Please repeat the entries word for word and keep the images out.

◆ EXERCISE DATA
----------
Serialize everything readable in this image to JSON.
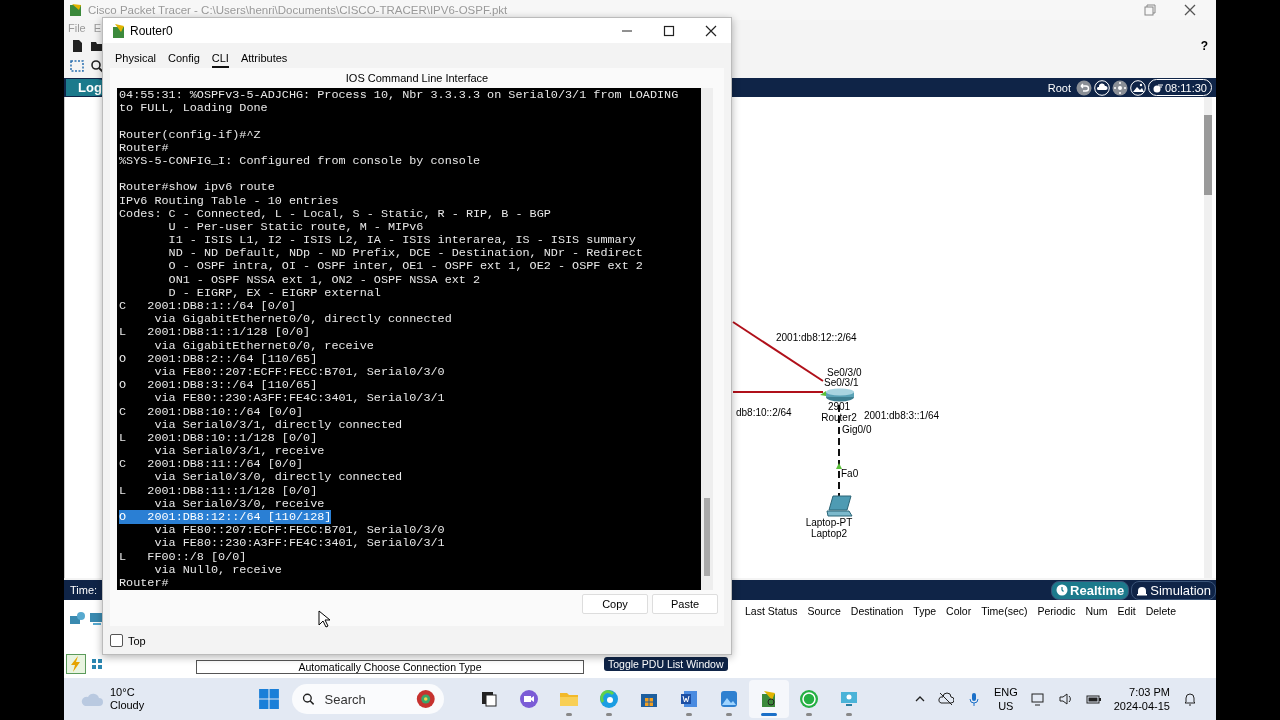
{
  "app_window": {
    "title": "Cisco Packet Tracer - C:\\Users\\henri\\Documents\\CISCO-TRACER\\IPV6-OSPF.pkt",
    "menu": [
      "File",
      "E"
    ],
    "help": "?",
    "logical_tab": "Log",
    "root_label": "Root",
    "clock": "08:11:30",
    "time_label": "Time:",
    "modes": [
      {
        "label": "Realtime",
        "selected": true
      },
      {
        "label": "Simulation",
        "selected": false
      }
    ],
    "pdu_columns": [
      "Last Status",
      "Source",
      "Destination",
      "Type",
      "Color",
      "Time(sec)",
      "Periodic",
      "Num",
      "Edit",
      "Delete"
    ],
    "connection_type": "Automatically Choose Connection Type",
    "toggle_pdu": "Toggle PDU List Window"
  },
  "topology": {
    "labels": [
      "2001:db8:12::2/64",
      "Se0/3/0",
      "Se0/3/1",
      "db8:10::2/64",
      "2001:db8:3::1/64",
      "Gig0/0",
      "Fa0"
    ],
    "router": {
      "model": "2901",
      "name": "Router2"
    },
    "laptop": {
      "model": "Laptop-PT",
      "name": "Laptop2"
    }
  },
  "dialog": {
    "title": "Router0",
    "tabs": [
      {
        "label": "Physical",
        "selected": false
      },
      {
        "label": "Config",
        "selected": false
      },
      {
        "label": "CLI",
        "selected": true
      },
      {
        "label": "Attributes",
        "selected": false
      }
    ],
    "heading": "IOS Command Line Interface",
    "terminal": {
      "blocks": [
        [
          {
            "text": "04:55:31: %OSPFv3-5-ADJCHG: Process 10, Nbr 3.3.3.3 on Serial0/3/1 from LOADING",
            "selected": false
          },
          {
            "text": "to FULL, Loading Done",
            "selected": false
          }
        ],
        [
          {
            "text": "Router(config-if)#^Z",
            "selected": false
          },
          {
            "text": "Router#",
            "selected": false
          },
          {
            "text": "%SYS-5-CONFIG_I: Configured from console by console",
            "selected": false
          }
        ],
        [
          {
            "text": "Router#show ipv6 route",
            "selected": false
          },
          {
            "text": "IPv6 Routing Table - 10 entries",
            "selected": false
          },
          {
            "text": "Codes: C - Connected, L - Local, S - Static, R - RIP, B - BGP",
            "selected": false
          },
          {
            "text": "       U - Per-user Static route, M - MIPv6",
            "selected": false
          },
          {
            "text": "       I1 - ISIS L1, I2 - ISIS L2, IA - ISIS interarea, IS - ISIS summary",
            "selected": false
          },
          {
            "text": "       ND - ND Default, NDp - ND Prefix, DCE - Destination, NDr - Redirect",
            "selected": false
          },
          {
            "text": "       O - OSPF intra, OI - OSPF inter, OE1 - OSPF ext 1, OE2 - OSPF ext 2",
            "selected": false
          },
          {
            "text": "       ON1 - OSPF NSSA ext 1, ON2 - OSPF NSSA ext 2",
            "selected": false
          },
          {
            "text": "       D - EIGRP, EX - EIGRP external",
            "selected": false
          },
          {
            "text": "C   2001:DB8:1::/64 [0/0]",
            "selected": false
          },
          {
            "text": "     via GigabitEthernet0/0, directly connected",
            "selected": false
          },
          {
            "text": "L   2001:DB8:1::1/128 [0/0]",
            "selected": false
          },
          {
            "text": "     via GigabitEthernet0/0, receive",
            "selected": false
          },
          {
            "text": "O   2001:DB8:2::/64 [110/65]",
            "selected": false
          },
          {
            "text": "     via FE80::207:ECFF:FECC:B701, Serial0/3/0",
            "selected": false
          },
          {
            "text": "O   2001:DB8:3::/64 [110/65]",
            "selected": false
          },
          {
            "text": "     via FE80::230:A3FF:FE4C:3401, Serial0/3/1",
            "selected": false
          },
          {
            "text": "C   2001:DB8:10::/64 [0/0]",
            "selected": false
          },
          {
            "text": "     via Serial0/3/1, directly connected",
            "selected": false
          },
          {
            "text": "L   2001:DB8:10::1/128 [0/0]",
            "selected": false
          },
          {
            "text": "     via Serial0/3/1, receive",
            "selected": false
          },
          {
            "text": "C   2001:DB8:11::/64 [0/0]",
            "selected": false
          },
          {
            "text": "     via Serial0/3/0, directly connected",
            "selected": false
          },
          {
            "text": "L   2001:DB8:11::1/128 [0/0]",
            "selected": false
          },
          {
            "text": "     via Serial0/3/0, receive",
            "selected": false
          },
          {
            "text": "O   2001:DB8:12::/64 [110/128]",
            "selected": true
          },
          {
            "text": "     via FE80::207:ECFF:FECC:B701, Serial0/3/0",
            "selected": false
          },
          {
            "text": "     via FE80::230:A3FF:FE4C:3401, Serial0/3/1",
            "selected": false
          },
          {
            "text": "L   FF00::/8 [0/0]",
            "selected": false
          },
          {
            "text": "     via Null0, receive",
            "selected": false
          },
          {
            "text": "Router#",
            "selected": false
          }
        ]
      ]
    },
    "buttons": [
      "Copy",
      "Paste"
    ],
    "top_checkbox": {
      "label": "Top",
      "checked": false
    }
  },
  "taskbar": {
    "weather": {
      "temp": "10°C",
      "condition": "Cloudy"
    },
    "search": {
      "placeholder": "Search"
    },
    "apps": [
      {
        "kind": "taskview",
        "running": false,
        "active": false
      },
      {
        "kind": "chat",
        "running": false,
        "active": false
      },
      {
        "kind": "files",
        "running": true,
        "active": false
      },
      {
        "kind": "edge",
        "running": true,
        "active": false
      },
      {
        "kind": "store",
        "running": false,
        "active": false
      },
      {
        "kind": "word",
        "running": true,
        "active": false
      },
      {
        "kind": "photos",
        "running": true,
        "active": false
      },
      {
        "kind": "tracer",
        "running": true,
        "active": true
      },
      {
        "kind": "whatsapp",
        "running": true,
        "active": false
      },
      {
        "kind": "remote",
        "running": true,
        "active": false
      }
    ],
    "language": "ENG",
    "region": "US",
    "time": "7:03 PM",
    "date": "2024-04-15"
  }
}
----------
◆ RESULT
Serialize everything readable in this image to JSON.
{
  "app_window": {
    "title": "Cisco Packet Tracer - C:\\Users\\henri\\Documents\\CISCO-TRACER\\IPV6-OSPF.pkt",
    "menu": [
      "File",
      "E"
    ],
    "help": "?",
    "logical_tab": "Log",
    "root_label": "Root",
    "clock": "08:11:30",
    "time_label": "Time:",
    "modes": [
      {
        "label": "Realtime",
        "selected": true
      },
      {
        "label": "Simulation",
        "selected": false
      }
    ],
    "pdu_columns": [
      "Last Status",
      "Source",
      "Destination",
      "Type",
      "Color",
      "Time(sec)",
      "Periodic",
      "Num",
      "Edit",
      "Delete"
    ],
    "connection_type": "Automatically Choose Connection Type",
    "toggle_pdu": "Toggle PDU List Window"
  },
  "topology": {
    "labels": [
      "2001:db8:12::2/64",
      "Se0/3/0",
      "Se0/3/1",
      "db8:10::2/64",
      "2001:db8:3::1/64",
      "Gig0/0",
      "Fa0"
    ],
    "router": {
      "model": "2901",
      "name": "Router2"
    },
    "laptop": {
      "model": "Laptop-PT",
      "name": "Laptop2"
    }
  },
  "dialog": {
    "title": "Router0",
    "tabs": [
      {
        "label": "Physical",
        "selected": false
      },
      {
        "label": "Config",
        "selected": false
      },
      {
        "label": "CLI",
        "selected": true
      },
      {
        "label": "Attributes",
        "selected": false
      }
    ],
    "heading": "IOS Command Line Interface",
    "terminal": {
      "blocks": [
        [
          {
            "text": "04:55:31: %OSPFv3-5-ADJCHG: Process 10, Nbr 3.3.3.3 on Serial0/3/1 from LOADING",
            "selected": false
          },
          {
            "text": "to FULL, Loading Done",
            "selected": false
          }
        ],
        [
          {
            "text": "Router(config-if)#^Z",
            "selected": false
          },
          {
            "text": "Router#",
            "selected": false
          },
          {
            "text": "%SYS-5-CONFIG_I: Configured from console by console",
            "selected": false
          }
        ],
        [
          {
            "text": "Router#show ipv6 route",
            "selected": false
          },
          {
            "text": "IPv6 Routing Table - 10 entries",
            "selected": false
          },
          {
            "text": "Codes: C - Connected, L - Local, S - Static, R - RIP, B - BGP",
            "selected": false
          },
          {
            "text": "       U - Per-user Static route, M - MIPv6",
            "selected": false
          },
          {
            "text": "       I1 - ISIS L1, I2 - ISIS L2, IA - ISIS interarea, IS - ISIS summary",
            "selected": false
          },
          {
            "text": "       ND - ND Default, NDp - ND Prefix, DCE - Destination, NDr - Redirect",
            "selected": false
          },
          {
            "text": "       O - OSPF intra, OI - OSPF inter, OE1 - OSPF ext 1, OE2 - OSPF ext 2",
            "selected": false
          },
          {
            "text": "       ON1 - OSPF NSSA ext 1, ON2 - OSPF NSSA ext 2",
            "selected": false
          },
          {
            "text": "       D - EIGRP, EX - EIGRP external",
            "selected": false
          },
          {
            "text": "C   2001:DB8:1::/64 [0/0]",
            "selected": false
          },
          {
            "text": "     via GigabitEthernet0/0, directly connected",
            "selected": false
          },
          {
            "text": "L   2001:DB8:1::1/128 [0/0]",
            "selected": false
          },
          {
            "text": "     via GigabitEthernet0/0, receive",
            "selected": false
          },
          {
            "text": "O   2001:DB8:2::/64 [110/65]",
            "selected": false
          },
          {
            "text": "     via FE80::207:ECFF:FECC:B701, Serial0/3/0",
            "selected": false
          },
          {
            "text": "O   2001:DB8:3::/64 [110/65]",
            "selected": false
          },
          {
            "text": "     via FE80::230:A3FF:FE4C:3401, Serial0/3/1",
            "selected": false
          },
          {
            "text": "C   2001:DB8:10::/64 [0/0]",
            "selected": false
          },
          {
            "text": "     via Serial0/3/1, directly connected",
            "selected": false
          },
          {
            "text": "L   2001:DB8:10::1/128 [0/0]",
            "selected": false
          },
          {
            "text": "     via Serial0/3/1, receive",
            "selected": false
          },
          {
            "text": "C   2001:DB8:11::/64 [0/0]",
            "selected": false
          },
          {
            "text": "     via Serial0/3/0, directly connected",
            "selected": false
          },
          {
            "text": "L   2001:DB8:11::1/128 [0/0]",
            "selected": false
          },
          {
            "text": "     via Serial0/3/0, receive",
            "selected": false
          },
          {
            "text": "O   2001:DB8:12::/64 [110/128]",
            "selected": true
          },
          {
            "text": "     via FE80::207:ECFF:FECC:B701, Serial0/3/0",
            "selected": false
          },
          {
            "text": "     via FE80::230:A3FF:FE4C:3401, Serial0/3/1",
            "selected": false
          },
          {
            "text": "L   FF00::/8 [0/0]",
            "selected": false
          },
          {
            "text": "     via Null0, receive",
            "selected": false
          },
          {
            "text": "Router#",
            "selected": false
          }
        ]
      ]
    },
    "buttons": [
      "Copy",
      "Paste"
    ],
    "top_checkbox": {
      "label": "Top",
      "checked": false
    }
  },
  "taskbar": {
    "weather": {
      "temp": "10°C",
      "condition": "Cloudy"
    },
    "search": {
      "placeholder": "Search"
    },
    "apps": [
      {
        "kind": "taskview",
        "running": false,
        "active": false
      },
      {
        "kind": "chat",
        "running": false,
        "active": false
      },
      {
        "kind": "files",
        "running": true,
        "active": false
      },
      {
        "kind": "edge",
        "running": true,
        "active": false
      },
      {
        "kind": "store",
        "running": false,
        "active": false
      },
      {
        "kind": "word",
        "running": true,
        "active": false
      },
      {
        "kind": "photos",
        "running": true,
        "active": false
      },
      {
        "kind": "tracer",
        "running": true,
        "active": true
      },
      {
        "kind": "whatsapp",
        "running": true,
        "active": false
      },
      {
        "kind": "remote",
        "running": true,
        "active": false
      }
    ],
    "language": "ENG",
    "region": "US",
    "time": "7:03 PM",
    "date": "2024-04-15"
  }
}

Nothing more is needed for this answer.